Ana-Claire Meyer, Tarun Dua, Juliana Ma, Shekhar Saxena & Gretchen Birbeck
To describe the magnitude and variation of the epilepsy treatment gap worldwide.
We conducted a systematic review of the peer-reviewed literature published from 1 January 1987 to 1 September 2007 in all languages using PubMed and EMBASE. The purpose was to identify population-based studies of epilepsy prevalence that reported the epilepsy treatment gap, defined as the proportion of people with epilepsy who require but do not receive treatment. Negative binomial regression models were used to assess trends and associations.

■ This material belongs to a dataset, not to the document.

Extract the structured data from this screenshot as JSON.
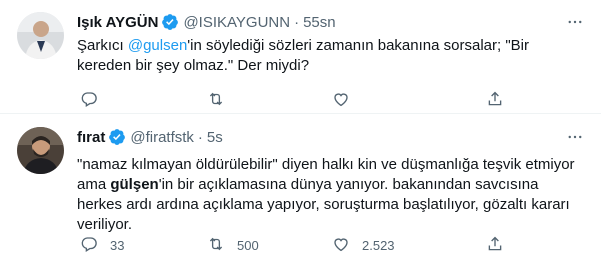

The treatment gap was over 75% in low-income countries and over 50% in most lower middle- and upper middle-income countries, while many high-income countries had gaps of less than 10%. However, treatment gaps varied widely both between and within countries. They were significantly higher in rural areas (rate ratio, RR: 2.01; 95% confidence interval, CI: 1.40–2.89) and countries with lower World Bank income classification (RR: 1.55; 95% CI: 1.32–1.82). There was no significant trend in treatment gap over time (RR: 0.92; 95% CI: 0.79–1.07).

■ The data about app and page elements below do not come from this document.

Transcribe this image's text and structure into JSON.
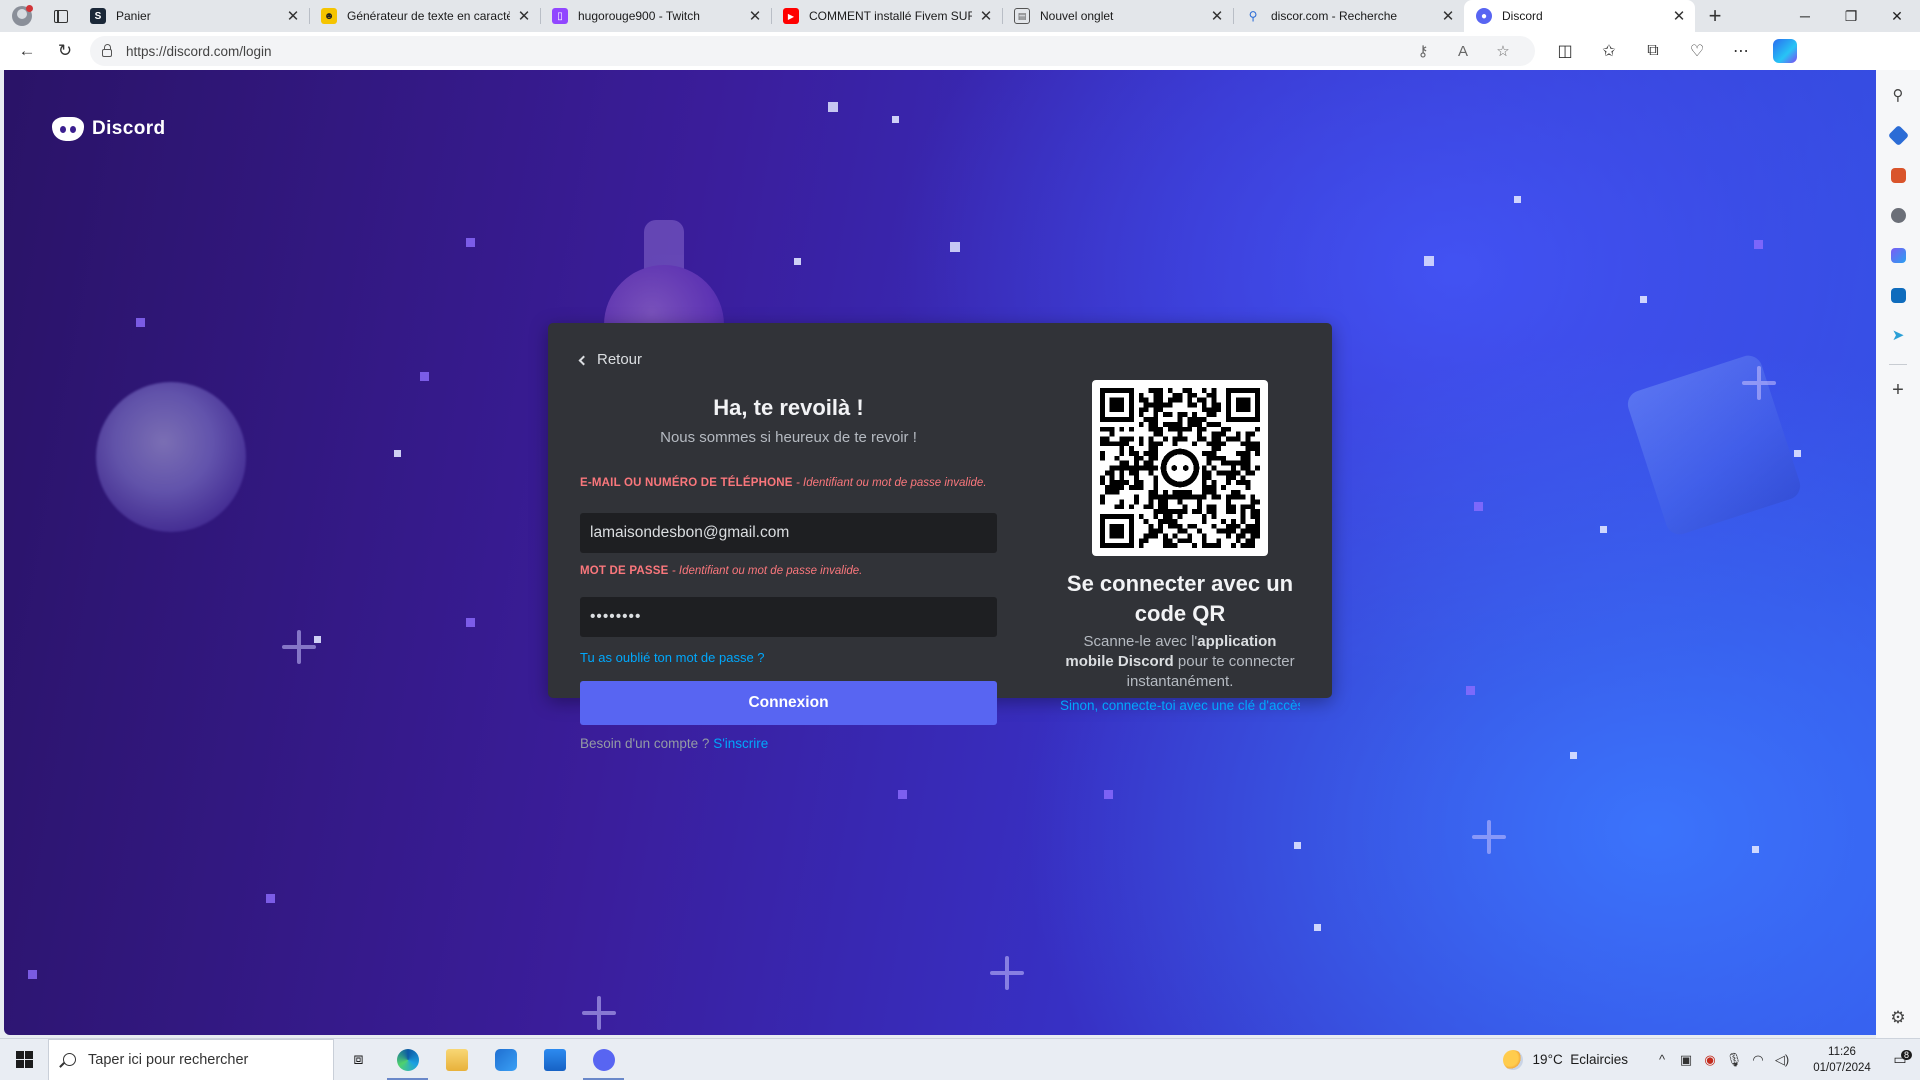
{
  "browser": {
    "tabs": [
      {
        "title": "Panier",
        "favicon": "steam-icon",
        "color": "#1b2838"
      },
      {
        "title": "Générateur de texte en caractè",
        "favicon": "sunglasses-emoji-icon",
        "color": "#f5c400"
      },
      {
        "title": "hugorouge900 - Twitch",
        "favicon": "twitch-icon",
        "color": "#9146ff"
      },
      {
        "title": "COMMENT installé Fivem SUR P",
        "favicon": "youtube-icon",
        "color": "#ff0000"
      },
      {
        "title": "Nouvel onglet",
        "favicon": "new-tab-icon",
        "color": "#555555"
      },
      {
        "title": "discor.com - Recherche",
        "favicon": "search-icon",
        "color": "#2b6cd6"
      },
      {
        "title": "Discord",
        "favicon": "discord-icon",
        "color": "#5865f2",
        "active": true
      }
    ],
    "address": "https://discord.com/login"
  },
  "page": {
    "logo_text": "Discord",
    "back_label": "Retour",
    "heading": "Ha, te revoilà !",
    "subheading": "Nous sommes si heureux de te revoir !",
    "email_label": "E-MAIL OU NUMÉRO DE TÉLÉPHONE",
    "email_error": "- Identifiant ou mot de passe invalide.",
    "email_value": "lamaisondesbon@gmail.com",
    "password_label": "MOT DE PASSE",
    "password_error": "- Identifiant ou mot de passe invalide.",
    "password_value": "••••••••",
    "forgot_label": "Tu as oublié ton mot de passe ?",
    "submit_label": "Connexion",
    "register_prompt": "Besoin d'un compte ?",
    "register_link": "S'inscrire",
    "qr_title": "Se connecter avec un code QR",
    "qr_desc_before": "Scanne-le avec l'",
    "qr_desc_bold": "application mobile Discord",
    "qr_desc_after": " pour te connecter instantanément.",
    "passkey_label": "Sinon, connecte-toi avec une clé d'accès"
  },
  "taskbar": {
    "search_placeholder": "Taper ici pour rechercher",
    "weather_temp": "19°C",
    "weather_desc": "Eclaircies",
    "time": "11:26",
    "date": "01/07/2024",
    "notification_count": "8"
  },
  "colors": {
    "accent": "#5865f2",
    "error": "#fa777c",
    "link": "#00a8fc",
    "card": "#313338",
    "input": "#1e1f22"
  }
}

There is dramatic global disparity in the care for epilepsy between high- and low- income countries, and between rural and urban settings. Our understanding of the factors affecting the treatment gap is limited; future investigations should explore other potential explanations of the gap.